- EXERCISE AIM:
An exact, complete copy of the entries is what is needed.

- INFORMATION SHOWN:

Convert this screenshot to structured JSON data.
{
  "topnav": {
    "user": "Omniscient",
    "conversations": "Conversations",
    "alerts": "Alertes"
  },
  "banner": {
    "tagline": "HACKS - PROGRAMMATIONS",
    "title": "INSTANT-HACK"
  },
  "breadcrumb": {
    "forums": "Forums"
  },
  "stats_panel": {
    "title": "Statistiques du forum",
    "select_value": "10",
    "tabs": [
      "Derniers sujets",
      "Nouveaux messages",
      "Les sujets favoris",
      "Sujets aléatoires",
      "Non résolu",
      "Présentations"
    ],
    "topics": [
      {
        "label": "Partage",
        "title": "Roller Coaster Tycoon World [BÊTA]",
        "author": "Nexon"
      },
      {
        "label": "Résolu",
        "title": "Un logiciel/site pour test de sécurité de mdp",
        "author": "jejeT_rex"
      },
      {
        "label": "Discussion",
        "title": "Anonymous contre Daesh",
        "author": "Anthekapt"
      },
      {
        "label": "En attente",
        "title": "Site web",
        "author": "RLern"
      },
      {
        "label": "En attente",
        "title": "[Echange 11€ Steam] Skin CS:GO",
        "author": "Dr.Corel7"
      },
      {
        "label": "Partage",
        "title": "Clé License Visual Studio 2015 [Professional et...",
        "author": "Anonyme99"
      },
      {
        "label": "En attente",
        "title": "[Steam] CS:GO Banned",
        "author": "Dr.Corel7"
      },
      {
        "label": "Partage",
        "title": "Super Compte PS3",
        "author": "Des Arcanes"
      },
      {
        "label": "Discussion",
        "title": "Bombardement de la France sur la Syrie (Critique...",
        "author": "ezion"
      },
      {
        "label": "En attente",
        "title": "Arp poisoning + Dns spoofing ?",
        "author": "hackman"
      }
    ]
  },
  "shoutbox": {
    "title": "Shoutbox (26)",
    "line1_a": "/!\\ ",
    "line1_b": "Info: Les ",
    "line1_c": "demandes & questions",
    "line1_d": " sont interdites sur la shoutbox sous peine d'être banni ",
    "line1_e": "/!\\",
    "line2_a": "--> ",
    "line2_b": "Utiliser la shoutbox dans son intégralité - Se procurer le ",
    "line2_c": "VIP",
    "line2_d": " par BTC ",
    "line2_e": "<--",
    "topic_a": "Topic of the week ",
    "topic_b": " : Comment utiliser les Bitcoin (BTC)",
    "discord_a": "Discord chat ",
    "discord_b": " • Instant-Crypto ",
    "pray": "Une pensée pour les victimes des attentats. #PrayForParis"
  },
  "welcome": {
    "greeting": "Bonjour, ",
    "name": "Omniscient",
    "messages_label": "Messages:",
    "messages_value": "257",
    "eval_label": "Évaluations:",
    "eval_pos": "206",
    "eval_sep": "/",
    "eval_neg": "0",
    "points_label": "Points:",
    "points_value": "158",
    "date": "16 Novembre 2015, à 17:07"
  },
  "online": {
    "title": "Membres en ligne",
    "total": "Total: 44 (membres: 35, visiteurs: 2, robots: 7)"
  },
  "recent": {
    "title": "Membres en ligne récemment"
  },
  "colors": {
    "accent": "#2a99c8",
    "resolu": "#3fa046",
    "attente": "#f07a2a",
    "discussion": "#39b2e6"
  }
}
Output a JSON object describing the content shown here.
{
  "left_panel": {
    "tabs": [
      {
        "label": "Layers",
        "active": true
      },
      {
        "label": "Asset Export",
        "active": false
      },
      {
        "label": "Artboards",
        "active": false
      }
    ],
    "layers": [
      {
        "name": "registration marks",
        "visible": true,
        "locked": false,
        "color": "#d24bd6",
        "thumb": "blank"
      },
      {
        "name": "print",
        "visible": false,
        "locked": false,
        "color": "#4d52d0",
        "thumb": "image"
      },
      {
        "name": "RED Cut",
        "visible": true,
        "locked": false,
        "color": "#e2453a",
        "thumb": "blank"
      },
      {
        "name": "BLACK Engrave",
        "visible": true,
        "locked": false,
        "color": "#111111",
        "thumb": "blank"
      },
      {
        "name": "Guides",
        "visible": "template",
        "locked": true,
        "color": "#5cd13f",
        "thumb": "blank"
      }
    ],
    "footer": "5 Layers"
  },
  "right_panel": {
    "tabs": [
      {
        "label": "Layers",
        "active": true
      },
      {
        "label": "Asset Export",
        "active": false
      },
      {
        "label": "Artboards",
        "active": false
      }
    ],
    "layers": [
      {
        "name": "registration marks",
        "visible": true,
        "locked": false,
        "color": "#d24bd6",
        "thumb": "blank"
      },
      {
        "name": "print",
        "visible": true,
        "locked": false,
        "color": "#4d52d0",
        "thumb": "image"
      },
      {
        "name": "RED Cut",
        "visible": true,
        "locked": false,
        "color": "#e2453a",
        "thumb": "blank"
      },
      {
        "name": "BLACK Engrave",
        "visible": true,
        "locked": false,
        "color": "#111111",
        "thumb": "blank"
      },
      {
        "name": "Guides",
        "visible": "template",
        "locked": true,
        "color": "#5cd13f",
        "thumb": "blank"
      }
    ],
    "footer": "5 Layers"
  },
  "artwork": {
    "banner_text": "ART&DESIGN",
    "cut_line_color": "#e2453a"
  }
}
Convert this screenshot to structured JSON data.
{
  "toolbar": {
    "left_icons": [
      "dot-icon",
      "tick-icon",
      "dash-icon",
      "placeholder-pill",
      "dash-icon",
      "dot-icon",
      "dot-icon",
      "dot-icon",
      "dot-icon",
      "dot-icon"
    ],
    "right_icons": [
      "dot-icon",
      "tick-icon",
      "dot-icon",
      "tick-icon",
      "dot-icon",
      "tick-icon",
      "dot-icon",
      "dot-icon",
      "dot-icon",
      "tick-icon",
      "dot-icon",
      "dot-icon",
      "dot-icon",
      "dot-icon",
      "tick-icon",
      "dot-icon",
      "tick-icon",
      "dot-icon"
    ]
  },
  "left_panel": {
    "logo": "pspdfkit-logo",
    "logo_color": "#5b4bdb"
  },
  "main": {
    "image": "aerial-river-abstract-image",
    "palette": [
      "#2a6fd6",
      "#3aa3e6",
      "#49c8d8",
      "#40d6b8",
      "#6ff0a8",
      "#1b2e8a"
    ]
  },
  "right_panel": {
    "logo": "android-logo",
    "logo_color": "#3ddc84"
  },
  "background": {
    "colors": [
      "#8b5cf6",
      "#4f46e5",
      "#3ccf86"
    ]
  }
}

- ANSWER BOX:
Convert this screenshot to structured JSON data.
{
  "topnav": {
    "user": "Omniscient",
    "conversations": "Conversations",
    "alerts": "Alertes"
  },
  "banner": {
    "tagline": "HACKS - PROGRAMMATIONS",
    "title": "INSTANT-HACK"
  },
  "breadcrumb": {
    "forums": "Forums"
  },
  "stats_panel": {
    "title": "Statistiques du forum",
    "select_value": "10",
    "tabs": [
      "Derniers sujets",
      "Nouveaux messages",
      "Les sujets favoris",
      "Sujets aléatoires",
      "Non résolu",
      "Présentations"
    ],
    "topics": [
      {
        "label": "Partage",
        "title": "Roller Coaster Tycoon World [BÊTA]",
        "author": "Nexon"
      },
      {
        "label": "Résolu",
        "title": "Un logiciel/site pour test de sécurité de mdp",
        "author": "jejeT_rex"
      },
      {
        "label": "Discussion",
        "title": "Anonymous contre Daesh",
        "author": "Anthekapt"
      },
      {
        "label": "En attente",
        "title": "Site web",
        "author": "RLern"
      },
      {
        "label": "En attente",
        "title": "[Echange 11€ Steam] Skin CS:GO",
        "author": "Dr.Corel7"
      },
      {
        "label": "Partage",
        "title": "Clé License Visual Studio 2015 [Professional et...",
        "author": "Anonyme99"
      },
      {
        "label": "En attente",
        "title": "[Steam] CS:GO Banned",
        "author": "Dr.Corel7"
      },
      {
        "label": "Partage",
        "title": "Super Compte PS3",
        "author": "Des Arcanes"
      },
      {
        "label": "Discussion",
        "title": "Bombardement de la France sur la Syrie (Critique...",
        "author": "ezion"
      },
      {
        "label": "En attente",
        "title": "Arp poisoning + Dns spoofing ?",
        "author": "hackman"
      }
    ]
  },
  "shoutbox": {
    "title": "Shoutbox (26)",
    "line1_a": "/!\\ ",
    "line1_b": "Info: Les ",
    "line1_c": "demandes & questions",
    "line1_d": " sont interdites sur la shoutbox sous peine d'être banni ",
    "line1_e": "/!\\",
    "line2_a": "--> ",
    "line2_b": "Utiliser la shoutbox dans son intégralité - Se procurer le ",
    "line2_c": "VIP",
    "line2_d": " par BTC ",
    "line2_e": "<--",
    "topic_a": "Topic of the week ",
    "topic_b": " : Comment utiliser les Bitcoin (BTC)",
    "discord_a": "Discord chat ",
    "discord_b": " • Instant-Crypto ",
    "pray": "Une pensée pour les victimes des attentats. #PrayForParis"
  },
  "welcome": {
    "greeting": "Bonjour, ",
    "name": "Omniscient",
    "messages_label": "Messages:",
    "messages_value": "257",
    "eval_label": "Évaluations:",
    "eval_pos": "206",
    "eval_sep": "/",
    "eval_neg": "0",
    "points_label": "Points:",
    "points_value": "158",
    "date": "16 Novembre 2015, à 17:07"
  },
  "online": {
    "title": "Membres en ligne",
    "total": "Total: 44 (membres: 35, visiteurs: 2, robots: 7)"
  },
  "recent": {
    "title": "Membres en ligne récemment"
  },
  "colors": {
    "accent": "#2a99c8",
    "resolu": "#3fa046",
    "attente": "#f07a2a",
    "discussion": "#39b2e6"
  }
}
Output a JSON object describing the content shown here.
{
  "left_panel": {
    "tabs": [
      {
        "label": "Layers",
        "active": true
      },
      {
        "label": "Asset Export",
        "active": false
      },
      {
        "label": "Artboards",
        "active": false
      }
    ],
    "layers": [
      {
        "name": "registration marks",
        "visible": true,
        "locked": false,
        "color": "#d24bd6",
        "thumb": "blank"
      },
      {
        "name": "print",
        "visible": false,
        "locked": false,
        "color": "#4d52d0",
        "thumb": "image"
      },
      {
        "name": "RED Cut",
        "visible": true,
        "locked": false,
        "color": "#e2453a",
        "thumb": "blank"
      },
      {
        "name": "BLACK Engrave",
        "visible": true,
        "locked": false,
        "color": "#111111",
        "thumb": "blank"
      },
      {
        "name": "Guides",
        "visible": "template",
        "locked": true,
        "color": "#5cd13f",
        "thumb": "blank"
      }
    ],
    "footer": "5 Layers"
  },
  "right_panel": {
    "tabs": [
      {
        "label": "Layers",
        "active": true
      },
      {
        "label": "Asset Export",
        "active": false
      },
      {
        "label": "Artboards",
        "active": false
      }
    ],
    "layers": [
      {
        "name": "registration marks",
        "visible": true,
        "locked": false,
        "color": "#d24bd6",
        "thumb": "blank"
      },
      {
        "name": "print",
        "visible": true,
        "locked": false,
        "color": "#4d52d0",
        "thumb": "image"
      },
      {
        "name": "RED Cut",
        "visible": true,
        "locked": false,
        "color": "#e2453a",
        "thumb": "blank"
      },
      {
        "name": "BLACK Engrave",
        "visible": true,
        "locked": false,
        "color": "#111111",
        "thumb": "blank"
      },
      {
        "name": "Guides",
        "visible": "template",
        "locked": true,
        "color": "#5cd13f",
        "thumb": "blank"
      }
    ],
    "footer": "5 Layers"
  },
  "artwork": {
    "banner_text": "ART&DESIGN",
    "cut_line_color": "#e2453a"
  }
}
Convert this screenshot to structured JSON data.
{
  "toolbar": {
    "left_icons": [
      "dot-icon",
      "tick-icon",
      "dash-icon",
      "placeholder-pill",
      "dash-icon",
      "dot-icon",
      "dot-icon",
      "dot-icon",
      "dot-icon",
      "dot-icon"
    ],
    "right_icons": [
      "dot-icon",
      "tick-icon",
      "dot-icon",
      "tick-icon",
      "dot-icon",
      "tick-icon",
      "dot-icon",
      "dot-icon",
      "dot-icon",
      "tick-icon",
      "dot-icon",
      "dot-icon",
      "dot-icon",
      "dot-icon",
      "tick-icon",
      "dot-icon",
      "tick-icon",
      "dot-icon"
    ]
  },
  "left_panel": {
    "logo": "pspdfkit-logo",
    "logo_color": "#5b4bdb"
  },
  "main": {
    "image": "aerial-river-abstract-image",
    "palette": [
      "#2a6fd6",
      "#3aa3e6",
      "#49c8d8",
      "#40d6b8",
      "#6ff0a8",
      "#1b2e8a"
    ]
  },
  "right_panel": {
    "logo": "android-logo",
    "logo_color": "#3ddc84"
  },
  "background": {
    "colors": [
      "#8b5cf6",
      "#4f46e5",
      "#3ccf86"
    ]
  }
}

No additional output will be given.